A nice, sunny, but moderately cool morning here in the wake of yesterdays storm, and a following mini-storm.This story is headline in the Washington Post this morning: Federal health-care subsidies may be too high or too low for more than 1 million Americans
The government may be paying incorrect subsidies to more than 1 million Americans for their health plans in the new federal insurance marketplace and has been unable so far to fix the errors, according to internal documents and three people familiar with the situation.Remember, they had four years to get it right.
The problem means that potentially hundreds of thousands of people are receiving bigger subsidies than they deserve. They are part of a large group of Americans who listed incomes on their insurance applications that differ significantly — either too low or too high — from those on file with the Internal Revenue Service, documents show.
The government has identified these discrepancies but is stuck at the moment. Under federal rules, consumers are notified if there is a problem with their application and asked to upload or mail in pay stubs or other proof of their income. Only a fraction have done so, according to the documents. And, even when they have, the federal computer system at the heart of the insurance marketplace cannot match this proof with the application because that capability has yet to be built, according to the three individuals.
On the other hand, this story was back on page A-14: Obamacare enrollment doesn’t get any easier going forward
Obamacare's opening act was hard enough, and the health care law's second year isn't looking much easier.
Directors of the state-run health insurance marketplaces, who spoke on a panel in Washington Friday, are worried about keeping the customers they already have. And they know it'll be a challenge to boost enrollment in 2015, when the Congressional Budget Office projects that the marketplaces will cover 13 million people across the country.
"The low-hanging fruit, we picked," said Peter Lee, executive director of California's exchange, which surpassed initial targets by signing up 1.4 million people this year. "It is going to be an issue getting people who were not historically insured across the finished line."
Obama admin to insurers: No worries, we’ll find “other sources of funding” for those risk corridors if need be
. . .The risk corridors are designed to siphon money away from the insurance companies that find themselves doing well in the law’s first years and redistribute it to insurance companies that find themselves struggling to keep premiums down whilst making ends meet, and while the administration has been blithely assuring critics that the provision will absolutely be budget-neutral, that promise of neutrality has been raising alarm among insurers worried that there won’t be enough money there if they end up having to charge “unexpectedly” high premiums and they suddenly need cash — prompting the administration to announce that it will find “other sources of funding” if push comes to shove. How nice.Laws? Who needs 'em?
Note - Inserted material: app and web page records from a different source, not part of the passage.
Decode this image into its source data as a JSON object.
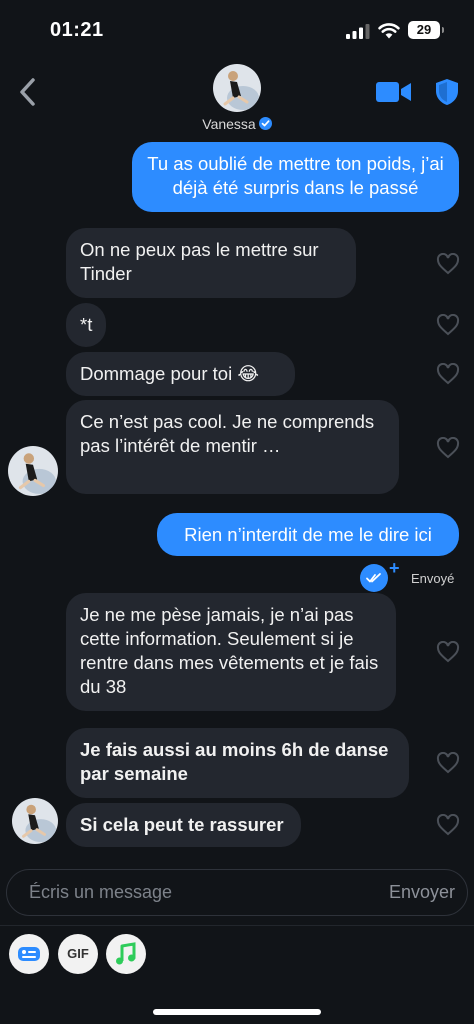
{
  "status_bar": {
    "time": "01:21",
    "battery": "29"
  },
  "header": {
    "contact_name": "Vanessa"
  },
  "messages": [
    {
      "direction": "out",
      "text": "Tu as oublié de mettre ton poids, j’ai déjà été surpris dans le passé"
    },
    {
      "direction": "in",
      "text": "On ne peux pas le mettre sur Tinder"
    },
    {
      "direction": "in",
      "text": "*t"
    },
    {
      "direction": "in",
      "text": "Dommage pour toi 😂"
    },
    {
      "direction": "in",
      "text": "Ce n’est pas cool. Je ne comprends pas l’intérêt de mentir …"
    },
    {
      "direction": "out",
      "text": "Rien n’interdit de me le dire ici"
    },
    {
      "direction": "in",
      "text": "Je ne me pèse jamais, je n’ai pas cette information. Seulement si je rentre dans mes vêtements et je fais du 38"
    },
    {
      "direction": "in",
      "text": "Je fais aussi au moins 6h de danse par semaine"
    },
    {
      "direction": "in",
      "text": "Si cela peut te rassurer"
    }
  ],
  "delivery_status": "Envoyé",
  "composer": {
    "placeholder": "Écris un message",
    "send_label": "Envoyer"
  },
  "toolbar": {
    "gif_label": "GIF"
  },
  "colors": {
    "accent": "#2d8cff",
    "incoming_bubble": "#23272f",
    "background": "#111418"
  },
  "icons": [
    "back-chevron-icon",
    "video-camera-icon",
    "shield-icon",
    "verified-badge-icon",
    "heart-icon",
    "double-check-icon",
    "plus-icon",
    "sticker-icon",
    "music-note-icon"
  ]
}
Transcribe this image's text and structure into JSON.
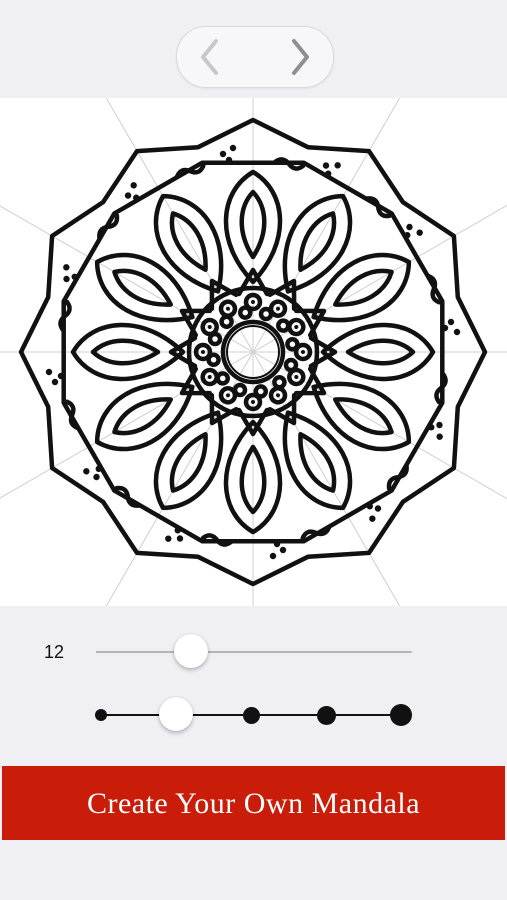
{
  "nav": {
    "prev_icon": "chevron-left-icon",
    "next_icon": "chevron-right-icon",
    "prev_color": "#c7c7cc",
    "next_color": "#8e8e93"
  },
  "canvas": {
    "background": "#ffffff",
    "guide_color": "#cfcfcf",
    "ink_color": "#111111"
  },
  "symmetry": {
    "value": "12",
    "level": 0.3
  },
  "stroke_width": {
    "options": 5,
    "selected_index": 1
  },
  "cta": {
    "label": "Create Your Own Mandala",
    "color": "#c91d0a"
  }
}
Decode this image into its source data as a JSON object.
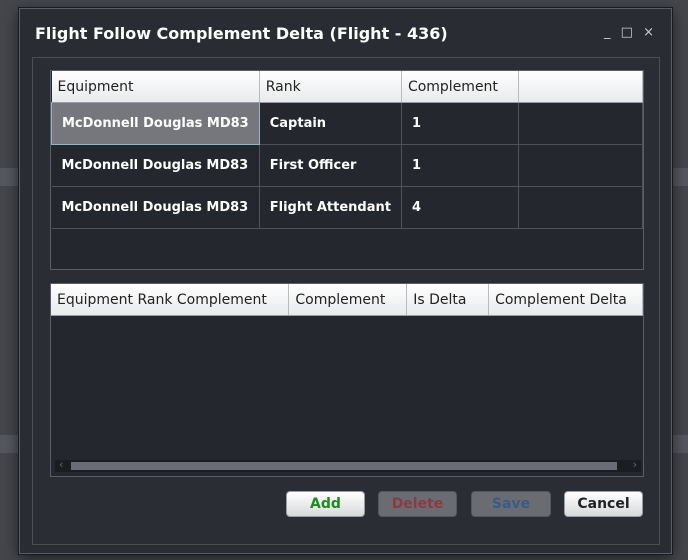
{
  "dialog": {
    "title": "Flight Follow Complement Delta (Flight - 436)",
    "controls": {
      "minimize": "_",
      "maximize": "□",
      "close": "×"
    }
  },
  "top_grid": {
    "headers": [
      "Equipment",
      "Rank",
      "Complement",
      ""
    ],
    "rows": [
      {
        "equipment": "McDonnell Douglas MD83",
        "rank": "Captain",
        "complement": "1"
      },
      {
        "equipment": "McDonnell Douglas MD83",
        "rank": "First Officer",
        "complement": "1"
      },
      {
        "equipment": "McDonnell Douglas MD83",
        "rank": "Flight Attendant",
        "complement": "4"
      }
    ]
  },
  "bottom_grid": {
    "headers": [
      "Equipment Rank Complement",
      "Complement",
      "Is Delta",
      "Complement Delta"
    ]
  },
  "buttons": {
    "add": "Add",
    "delete": "Delete",
    "save": "Save",
    "cancel": "Cancel"
  },
  "colors": {
    "add_text": "#1f8a1f",
    "delete_text": "#8a3a45",
    "save_text": "#3a5a8a"
  }
}
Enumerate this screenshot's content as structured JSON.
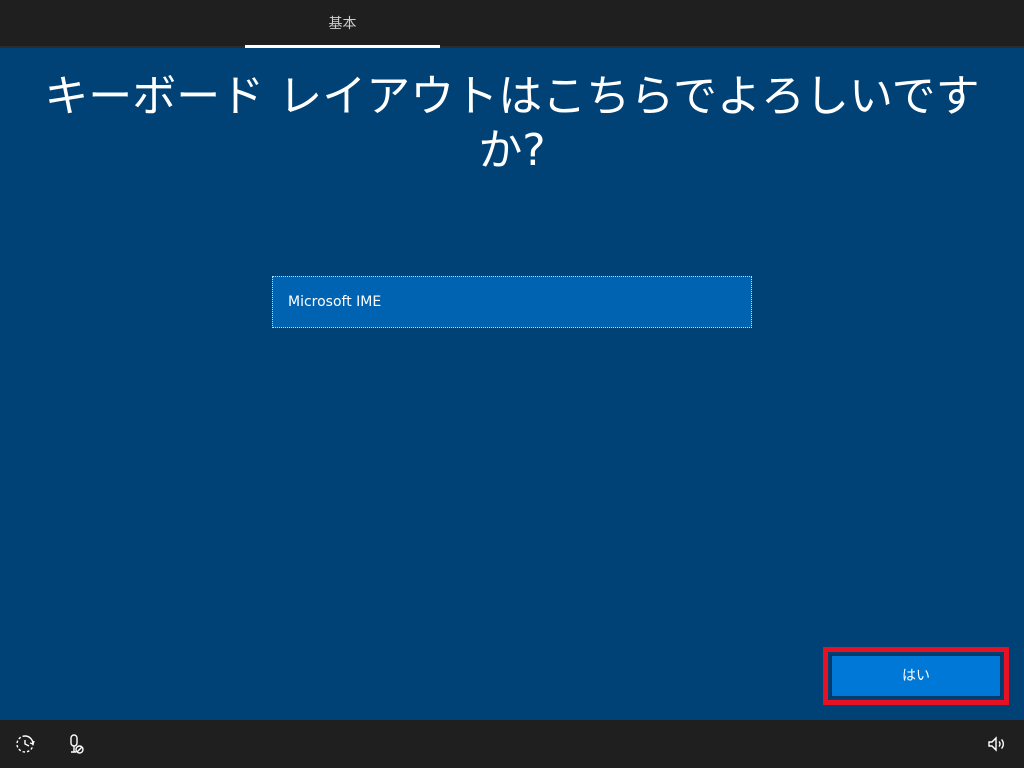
{
  "header": {
    "tabs": [
      {
        "label": "基本"
      }
    ]
  },
  "main": {
    "title": "キーボード レイアウトはこちらでよろしいですか?",
    "layouts": [
      {
        "label": "Microsoft IME"
      }
    ],
    "yes_button_label": "はい"
  },
  "footer": {
    "icons": [
      "ease-of-access-icon",
      "microphone-icon",
      "volume-icon"
    ]
  },
  "colors": {
    "background": "#004275",
    "bar": "#1f1f1f",
    "selected_item": "#0063b1",
    "button": "#0078d7",
    "highlight": "#e81123"
  }
}
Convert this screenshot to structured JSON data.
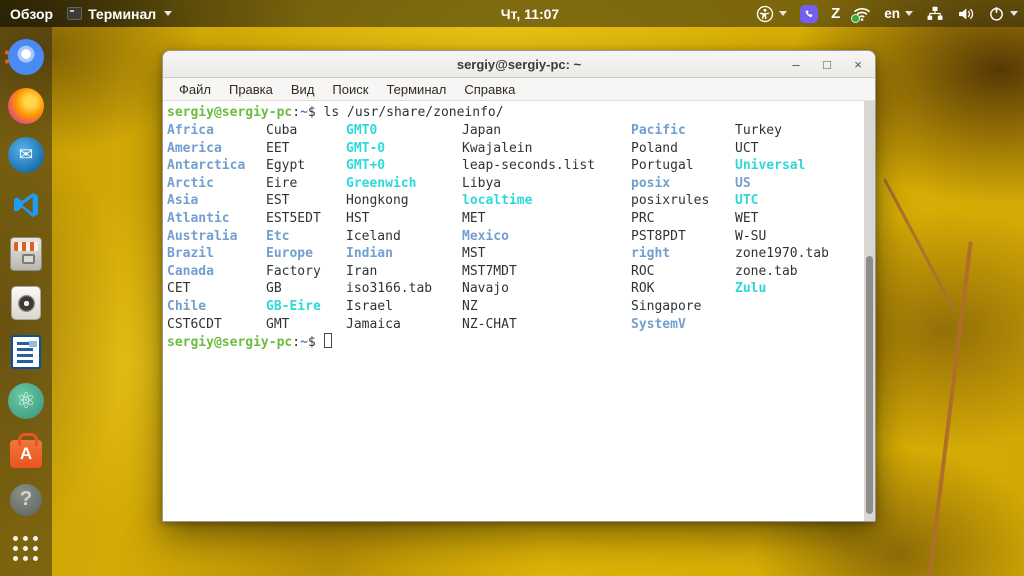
{
  "top_bar": {
    "activities_label": "Обзор",
    "app_menu_label": "Терминал",
    "clock": "Чт, 11:07",
    "language": "en",
    "tray_items": [
      "accessibility",
      "viber",
      "z-app",
      "wifi-vpn",
      "language",
      "wired-network",
      "volume",
      "power"
    ]
  },
  "dock": {
    "items": [
      {
        "name": "chromium",
        "indicators": 2
      },
      {
        "name": "firefox",
        "indicators": 0
      },
      {
        "name": "thunderbird",
        "indicators": 0
      },
      {
        "name": "vscode",
        "indicators": 0
      },
      {
        "name": "file-cabinet",
        "indicators": 0
      },
      {
        "name": "speaker-app",
        "indicators": 0
      },
      {
        "name": "libreoffice-writer",
        "indicators": 0
      },
      {
        "name": "atom",
        "indicators": 0
      },
      {
        "name": "ubuntu-software",
        "indicators": 0
      },
      {
        "name": "help",
        "indicators": 0
      },
      {
        "name": "app-grid",
        "indicators": 0
      }
    ],
    "thunderbird_glyph": "✉",
    "atom_glyph": "⚛",
    "software_glyph": "A",
    "help_glyph": "?"
  },
  "window": {
    "title": "sergiy@sergiy-pc: ~",
    "controls": {
      "minimize": "–",
      "maximize": "□",
      "close": "×"
    },
    "menu_items": [
      "Файл",
      "Правка",
      "Вид",
      "Поиск",
      "Терминал",
      "Справка"
    ]
  },
  "terminal": {
    "prompt": {
      "user": "sergiy@sergiy-pc",
      "sep": ":",
      "path": "~",
      "symbol": "$"
    },
    "command": " ls /usr/share/zoneinfo/",
    "listing": [
      [
        [
          "Africa",
          "d"
        ],
        [
          "Cuba",
          "f"
        ],
        [
          "GMT0",
          "l"
        ],
        [
          "Japan",
          "f"
        ],
        [
          "Pacific",
          "d"
        ],
        [
          "Turkey",
          "f"
        ]
      ],
      [
        [
          "America",
          "d"
        ],
        [
          "EET",
          "f"
        ],
        [
          "GMT-0",
          "l"
        ],
        [
          "Kwajalein",
          "f"
        ],
        [
          "Poland",
          "f"
        ],
        [
          "UCT",
          "f"
        ]
      ],
      [
        [
          "Antarctica",
          "d"
        ],
        [
          "Egypt",
          "f"
        ],
        [
          "GMT+0",
          "l"
        ],
        [
          "leap-seconds.list",
          "f"
        ],
        [
          "Portugal",
          "f"
        ],
        [
          "Universal",
          "l"
        ]
      ],
      [
        [
          "Arctic",
          "d"
        ],
        [
          "Eire",
          "f"
        ],
        [
          "Greenwich",
          "l"
        ],
        [
          "Libya",
          "f"
        ],
        [
          "posix",
          "d"
        ],
        [
          "US",
          "d"
        ]
      ],
      [
        [
          "Asia",
          "d"
        ],
        [
          "EST",
          "f"
        ],
        [
          "Hongkong",
          "f"
        ],
        [
          "localtime",
          "l"
        ],
        [
          "posixrules",
          "f"
        ],
        [
          "UTC",
          "l"
        ]
      ],
      [
        [
          "Atlantic",
          "d"
        ],
        [
          "EST5EDT",
          "f"
        ],
        [
          "HST",
          "f"
        ],
        [
          "MET",
          "f"
        ],
        [
          "PRC",
          "f"
        ],
        [
          "WET",
          "f"
        ]
      ],
      [
        [
          "Australia",
          "d"
        ],
        [
          "Etc",
          "d"
        ],
        [
          "Iceland",
          "f"
        ],
        [
          "Mexico",
          "d"
        ],
        [
          "PST8PDT",
          "f"
        ],
        [
          "W-SU",
          "f"
        ]
      ],
      [
        [
          "Brazil",
          "d"
        ],
        [
          "Europe",
          "d"
        ],
        [
          "Indian",
          "d"
        ],
        [
          "MST",
          "f"
        ],
        [
          "right",
          "d"
        ],
        [
          "zone1970.tab",
          "f"
        ]
      ],
      [
        [
          "Canada",
          "d"
        ],
        [
          "Factory",
          "f"
        ],
        [
          "Iran",
          "f"
        ],
        [
          "MST7MDT",
          "f"
        ],
        [
          "ROC",
          "f"
        ],
        [
          "zone.tab",
          "f"
        ]
      ],
      [
        [
          "CET",
          "f"
        ],
        [
          "GB",
          "f"
        ],
        [
          "iso3166.tab",
          "f"
        ],
        [
          "Navajo",
          "f"
        ],
        [
          "ROK",
          "f"
        ],
        [
          "Zulu",
          "l"
        ]
      ],
      [
        [
          "Chile",
          "d"
        ],
        [
          "GB-Eire",
          "l"
        ],
        [
          "Israel",
          "f"
        ],
        [
          "NZ",
          "f"
        ],
        [
          "Singapore",
          "f"
        ]
      ],
      [
        [
          "CST6CDT",
          "f"
        ],
        [
          "GMT",
          "f"
        ],
        [
          "Jamaica",
          "f"
        ],
        [
          "NZ-CHAT",
          "f"
        ],
        [
          "SystemV",
          "d"
        ]
      ]
    ]
  },
  "colors": {
    "prompt_green": "#6abe3e",
    "dir_blue": "#729fcf",
    "link_cyan": "#2fd8d8",
    "tilde_blue": "#4e7fbf",
    "text": "#2e3436",
    "viber_purple": "#7360f2",
    "software_orange": "#e95420"
  }
}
The news, buried in a 435-page regulatory filing by the Centers for Medicare and Medicaid Services, undermines prior assurances by the administration that the program would be budget-neutral. …As Peter Suderman points out at Reason, CMS doesn’t mention what those other sources of funding might be, and it certainly doesn’t seem like there are any currently available/appropriated “other sources of funding” for the risk corridor payments. If pushdoes come to shove, I rather highly doubt Congress is going appropriate any, no matter how hard the administration intones that Republicans are intentionally sabotaging their otherwise awesome law. So… is this just an empty reassurance for insurers while the Obama administration is livin’ on a prayer that everything works out according to plan, or does the Obama administration have other extralegal ideas in mind, as they have for so many of ObamaCare’s other troubles? Either way, I don’t like it. Not one bit.
In revised final guidance, CMS reiterates the intention for the program to be budget-neutral. However, the regulations provide added reassurance to insurers.
“As we stated in the bulletin, we anticipate that risk corridors collections will be sufficient to pay for all risk corridors payments,” the CMS document reads. “That said, we appreciate that some commenters believe that there are uncertainties associated with rate setting, given their concerns that risk corridors collections may not be sufficient to fully fund risk corridors payments. In the unlikely event of a shortfall for the 2015 program year, HHS recognizes that the Affordable Care Act requires the Secretary to make full payments to issuers. In that event, HHS will use other sources of funding for the risk corridors payments, subject to the availability of appropriations.”